Both configurations are highly energy-efficient and can rapidly cool high-density equipment, even under extreme temperatures. However, double-phase cooling is slightly more sustainable due to the lack of active cooling equipment.

How to Choose the Correct Cooling System

These are the three most critical considerations for installing a cooling system in a data center with high-density equipment.

  1. Current thermal needs: How much cooling does your existing equipment require? Does your current system meet those needs?
  2. Future growth: Will you require a higher cooling capacity if you add more racks or switch to high-density servers? How much?
  3. Efficiency: What is the most energy-efficient system you can choose to meet your facility’s needs? How can you optimize for sustainability?

For the best results, partner with a data center expert with a proven track record of successful deployments. A reliable data center provider can help you design, install and maintain an efficient cooling system that meets your goals.

Contact DataSpan for Advanced Data Center Cooling Solutions

Our experts can help if you’re considering installing modern liquid cooling for IT equipment racks. DataSpan has 50 years of experience designing custom data center solutions for facilities of all sizes and configurations, so you can count on us to create a solution that optimizes performance and meets company specifications.

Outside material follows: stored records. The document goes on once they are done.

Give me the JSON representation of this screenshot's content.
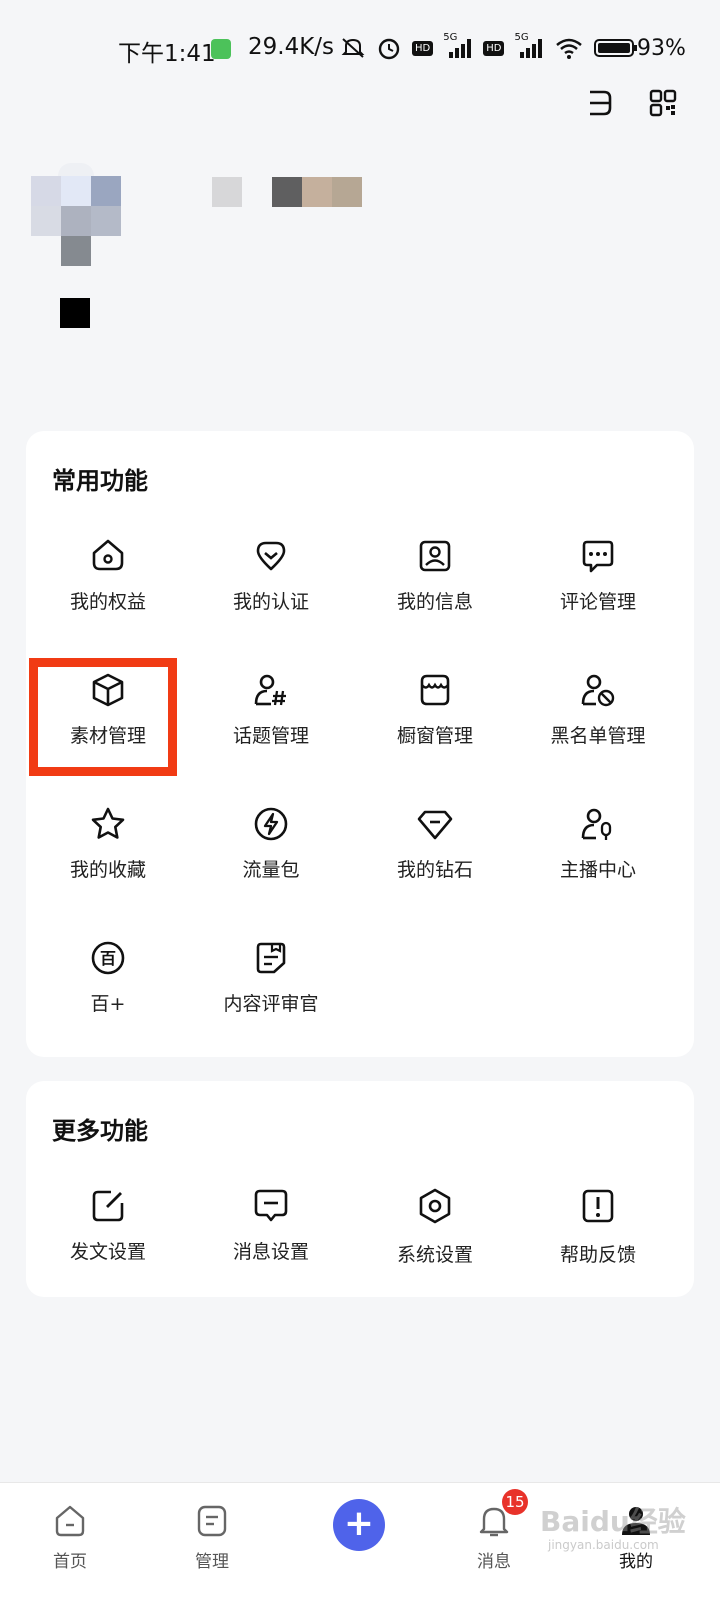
{
  "status_bar": {
    "time": "下午1:41",
    "speed": "29.4K/s",
    "battery": "93%",
    "network_labels": [
      "HD",
      "5G",
      "HD",
      "5G"
    ]
  },
  "common_functions": {
    "title": "常用功能",
    "items": [
      {
        "label": "我的权益",
        "icon": "crown-icon"
      },
      {
        "label": "我的认证",
        "icon": "badge-check-icon"
      },
      {
        "label": "我的信息",
        "icon": "profile-card-icon"
      },
      {
        "label": "评论管理",
        "icon": "comment-icon"
      },
      {
        "label": "素材管理",
        "icon": "cube-icon"
      },
      {
        "label": "话题管理",
        "icon": "user-hashtag-icon"
      },
      {
        "label": "橱窗管理",
        "icon": "store-icon"
      },
      {
        "label": "黑名单管理",
        "icon": "user-block-icon"
      },
      {
        "label": "我的收藏",
        "icon": "star-icon"
      },
      {
        "label": "流量包",
        "icon": "lightning-icon"
      },
      {
        "label": "我的钻石",
        "icon": "diamond-icon"
      },
      {
        "label": "主播中心",
        "icon": "user-mic-icon"
      },
      {
        "label": "百+",
        "icon": "bai-plus-icon",
        "icon_text": "百"
      },
      {
        "label": "内容评审官",
        "icon": "review-doc-icon"
      }
    ]
  },
  "more_functions": {
    "title": "更多功能",
    "items": [
      {
        "label": "发文设置",
        "icon": "edit-icon"
      },
      {
        "label": "消息设置",
        "icon": "message-icon"
      },
      {
        "label": "系统设置",
        "icon": "hexagon-settings-icon"
      },
      {
        "label": "帮助反馈",
        "icon": "exclamation-icon"
      }
    ]
  },
  "bottom_nav": {
    "items": [
      {
        "label": "首页",
        "icon": "home-icon"
      },
      {
        "label": "管理",
        "icon": "manage-icon"
      },
      {
        "label": "",
        "icon": "plus-icon"
      },
      {
        "label": "消息",
        "icon": "bell-icon"
      },
      {
        "label": "我的",
        "icon": "profile-icon"
      }
    ],
    "message_badge": "15",
    "plus_symbol": "+"
  },
  "watermark": {
    "text": "Baidu经验",
    "sub": "jingyan.baidu.com"
  },
  "colors": {
    "accent": "#4f63ea",
    "highlight": "#f13b14",
    "badge": "#e8322a",
    "card_bg": "#ffffff",
    "page_bg": "#f5f6f8"
  }
}
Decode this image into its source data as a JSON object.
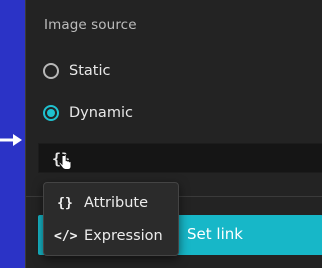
{
  "section": {
    "title": "Image source"
  },
  "options": {
    "static_label": "Static",
    "dynamic_label": "Dynamic",
    "selected": "Dynamic"
  },
  "field": {
    "brace_icon": "{}"
  },
  "menu": {
    "items": [
      {
        "icon": "{}",
        "label": "Attribute"
      },
      {
        "icon": "</>",
        "label": "Expression"
      }
    ]
  },
  "button": {
    "label_visible": "Set link"
  },
  "colors": {
    "accent": "#17b7c8",
    "panel": "#232323",
    "background": "#2b33c6"
  }
}
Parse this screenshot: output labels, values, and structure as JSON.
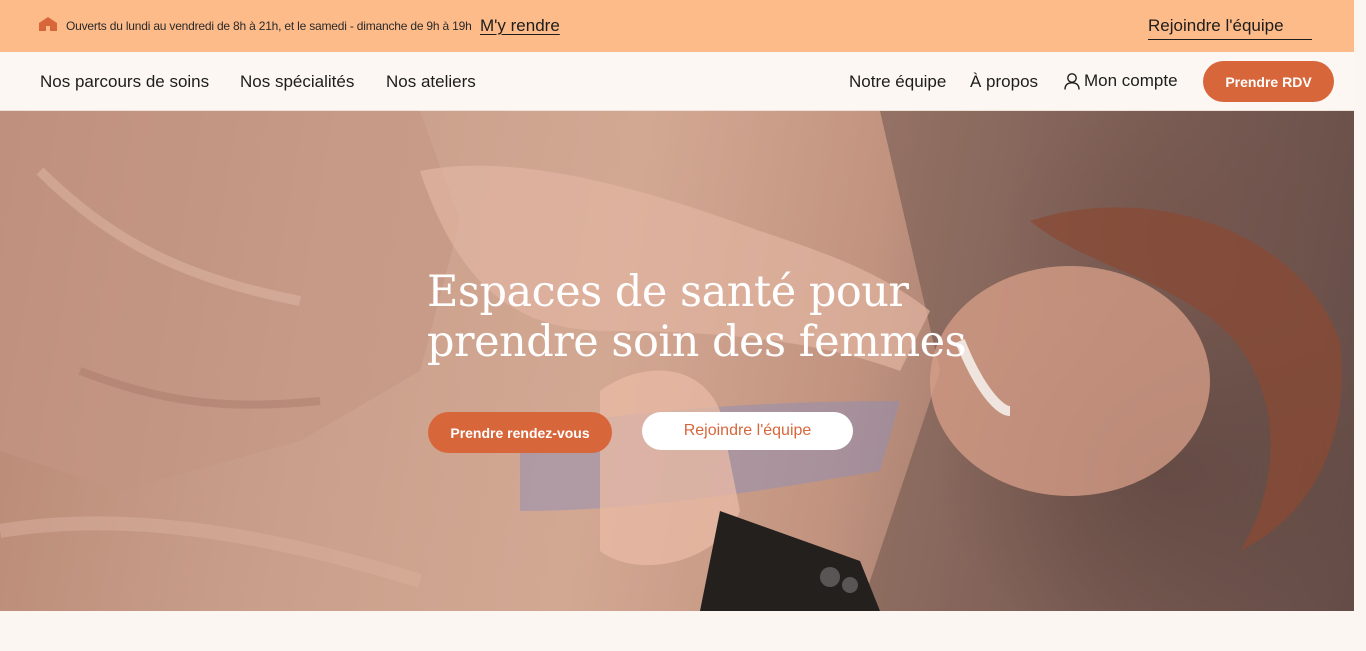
{
  "topbar": {
    "hours_text": "Ouverts du lundi au vendredi de 8h à 21h, et le samedi - dimanche de 9h à 19h",
    "directions_label": "M'y rendre",
    "join_label": "Rejoindre l'équipe",
    "icon": "home-icon"
  },
  "nav": {
    "left_items": [
      "Nos parcours de soins",
      "Nos spécialités",
      "Nos ateliers"
    ],
    "team_label": "Notre équipe",
    "about_label": "À propos",
    "account_label": "Mon compte",
    "account_icon": "user-icon",
    "cta_label": "Prendre RDV"
  },
  "hero": {
    "title_line1": "Espaces de santé pour",
    "title_line2": "prendre soin des femmes",
    "book_label": "Prendre rendez-vous",
    "join_label": "Rejoindre l'équipe"
  },
  "colors": {
    "topbar_bg": "#fdbb8a",
    "accent": "#d8663b",
    "nav_bg": "#fdf7f3",
    "page_bg": "#fbf6f2"
  }
}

Learn how the DataSpan team can work with you to prepare your facility for the future of computing. Contact us today for more information about our data center cooling services.